[Source records]

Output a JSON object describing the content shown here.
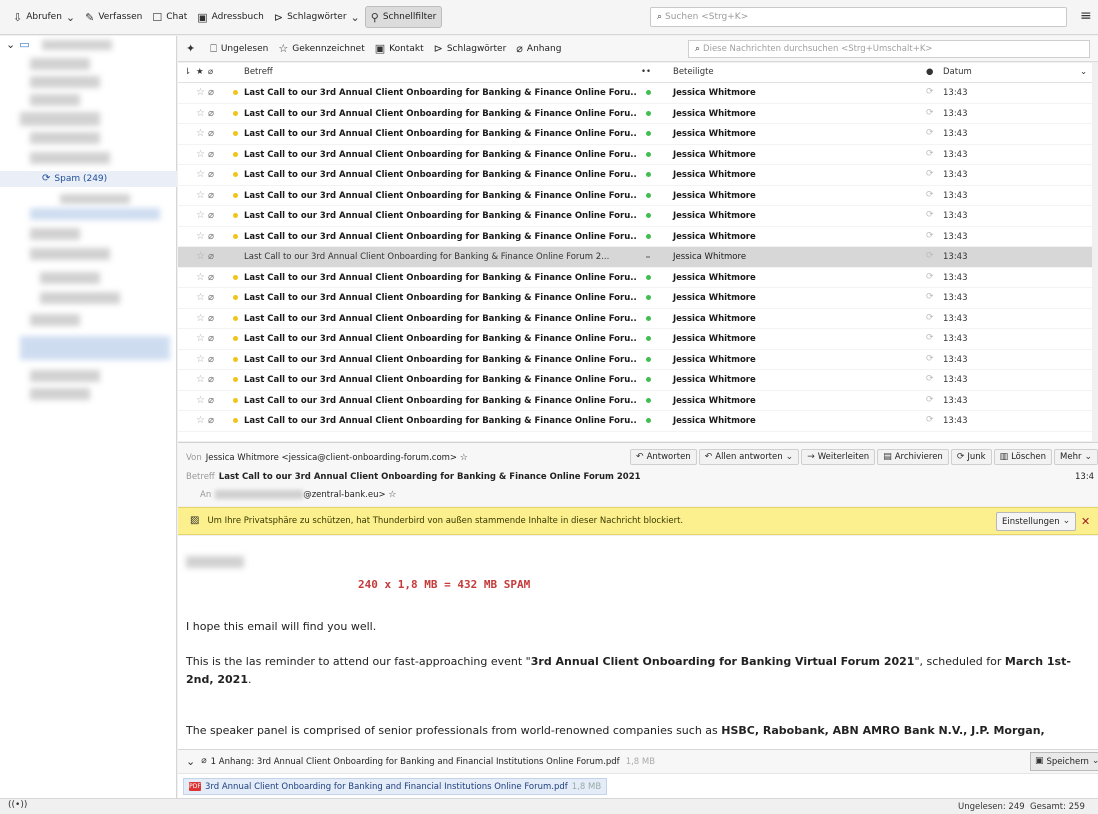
{
  "toolbar": {
    "get_messages": "Abrufen",
    "compose": "Verfassen",
    "chat": "Chat",
    "address_book": "Adressbuch",
    "tags": "Schlagwörter",
    "quick_filter": "Schnellfilter",
    "search_placeholder": "Suchen <Strg+K>"
  },
  "folders": {
    "spam_label": "Spam (249)"
  },
  "quick_filter_bar": {
    "unread": "Ungelesen",
    "starred": "Gekennzeichnet",
    "contact": "Kontakt",
    "tags": "Schlagwörter",
    "attachment": "Anhang",
    "search_placeholder": "Diese Nachrichten durchsuchen <Strg+Umschalt+K>"
  },
  "thread_columns": {
    "subject": "Betreff",
    "participants": "Beteiligte",
    "date": "Datum"
  },
  "messages": {
    "subject_short": "Last Call to our 3rd Annual Client Onboarding for Banking & Finance Online Foru...",
    "subject_selected": "Last Call to our 3rd Annual Client Onboarding for Banking & Finance Online Forum 2...",
    "from": "Jessica Whitmore",
    "time": "13:43"
  },
  "header": {
    "from_label": "Von",
    "from_value": "Jessica Whitmore <jessica@client-onboarding-forum.com>",
    "subject_label": "Betreff",
    "subject_value": "Last Call to our 3rd Annual Client Onboarding for Banking & Finance Online Forum 2021",
    "to_label": "An",
    "to_value": "@zentral-bank.eu>",
    "time": "13:4",
    "actions": {
      "reply": "Antworten",
      "reply_all": "Allen antworten",
      "forward": "Weiterleiten",
      "archive": "Archivieren",
      "junk": "Junk",
      "delete": "Löschen",
      "more": "Mehr"
    }
  },
  "notice": {
    "text": "Um Ihre Privatsphäre zu schützen, hat Thunderbird von außen stammende Inhalte in dieser Nachricht blockiert.",
    "settings": "Einstellungen"
  },
  "body": {
    "spam_note": "240 x 1,8 MB = 432 MB SPAM",
    "p1": "I hope this email will find you well.",
    "p2_a": "This is the las reminder to attend our fast-approaching event \"",
    "p2_bold": "3rd Annual Client Onboarding for Banking Virtual Forum 2021",
    "p2_b": "\", scheduled for ",
    "p2_date": "March 1st-2nd, 2021",
    "p2_end": ".",
    "p3_a": "The speaker panel is comprised of senior professionals from world-renowned companies such as ",
    "p3_bold": "HSBC, Rabobank, ABN AMRO Bank N.V., J.P. Morgan,"
  },
  "attachments": {
    "summary": "1 Anhang: 3rd Annual Client Onboarding for Banking and Financial Institutions Online Forum.pdf",
    "size": "1,8 MB",
    "save": "Speichern",
    "file_name": "3rd Annual Client Onboarding for Banking and Financial Institutions Online Forum.pdf",
    "file_size": "1,8 MB"
  },
  "status": {
    "unread": "Ungelesen: 249",
    "total": "Gesamt: 259"
  }
}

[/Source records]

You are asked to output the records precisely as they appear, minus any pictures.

Output a JSON object describing the content shown here.
{
  "toolbar": {
    "get_messages": "Abrufen",
    "compose": "Verfassen",
    "chat": "Chat",
    "address_book": "Adressbuch",
    "tags": "Schlagwörter",
    "quick_filter": "Schnellfilter",
    "search_placeholder": "Suchen <Strg+K>"
  },
  "folders": {
    "spam_label": "Spam (249)"
  },
  "quick_filter_bar": {
    "unread": "Ungelesen",
    "starred": "Gekennzeichnet",
    "contact": "Kontakt",
    "tags": "Schlagwörter",
    "attachment": "Anhang",
    "search_placeholder": "Diese Nachrichten durchsuchen <Strg+Umschalt+K>"
  },
  "thread_columns": {
    "subject": "Betreff",
    "participants": "Beteiligte",
    "date": "Datum"
  },
  "messages": {
    "subject_short": "Last Call to our 3rd Annual Client Onboarding for Banking & Finance Online Foru...",
    "subject_selected": "Last Call to our 3rd Annual Client Onboarding for Banking & Finance Online Forum 2...",
    "from": "Jessica Whitmore",
    "time": "13:43"
  },
  "header": {
    "from_label": "Von",
    "from_value": "Jessica Whitmore <jessica@client-onboarding-forum.com>",
    "subject_label": "Betreff",
    "subject_value": "Last Call to our 3rd Annual Client Onboarding for Banking & Finance Online Forum 2021",
    "to_label": "An",
    "to_value": "@zentral-bank.eu>",
    "time": "13:4",
    "actions": {
      "reply": "Antworten",
      "reply_all": "Allen antworten",
      "forward": "Weiterleiten",
      "archive": "Archivieren",
      "junk": "Junk",
      "delete": "Löschen",
      "more": "Mehr"
    }
  },
  "notice": {
    "text": "Um Ihre Privatsphäre zu schützen, hat Thunderbird von außen stammende Inhalte in dieser Nachricht blockiert.",
    "settings": "Einstellungen"
  },
  "body": {
    "spam_note": "240 x 1,8 MB = 432 MB SPAM",
    "p1": "I hope this email will find you well.",
    "p2_a": "This is the las reminder to attend our fast-approaching event \"",
    "p2_bold": "3rd Annual Client Onboarding for Banking Virtual Forum 2021",
    "p2_b": "\", scheduled for ",
    "p2_date": "March 1st-2nd, 2021",
    "p2_end": ".",
    "p3_a": "The speaker panel is comprised of senior professionals from world-renowned companies such as ",
    "p3_bold": "HSBC, Rabobank, ABN AMRO Bank N.V., J.P. Morgan,"
  },
  "attachments": {
    "summary": "1 Anhang: 3rd Annual Client Onboarding for Banking and Financial Institutions Online Forum.pdf",
    "size": "1,8 MB",
    "save": "Speichern",
    "file_name": "3rd Annual Client Onboarding for Banking and Financial Institutions Online Forum.pdf",
    "file_size": "1,8 MB"
  },
  "status": {
    "unread": "Ungelesen: 249",
    "total": "Gesamt: 259"
  }
}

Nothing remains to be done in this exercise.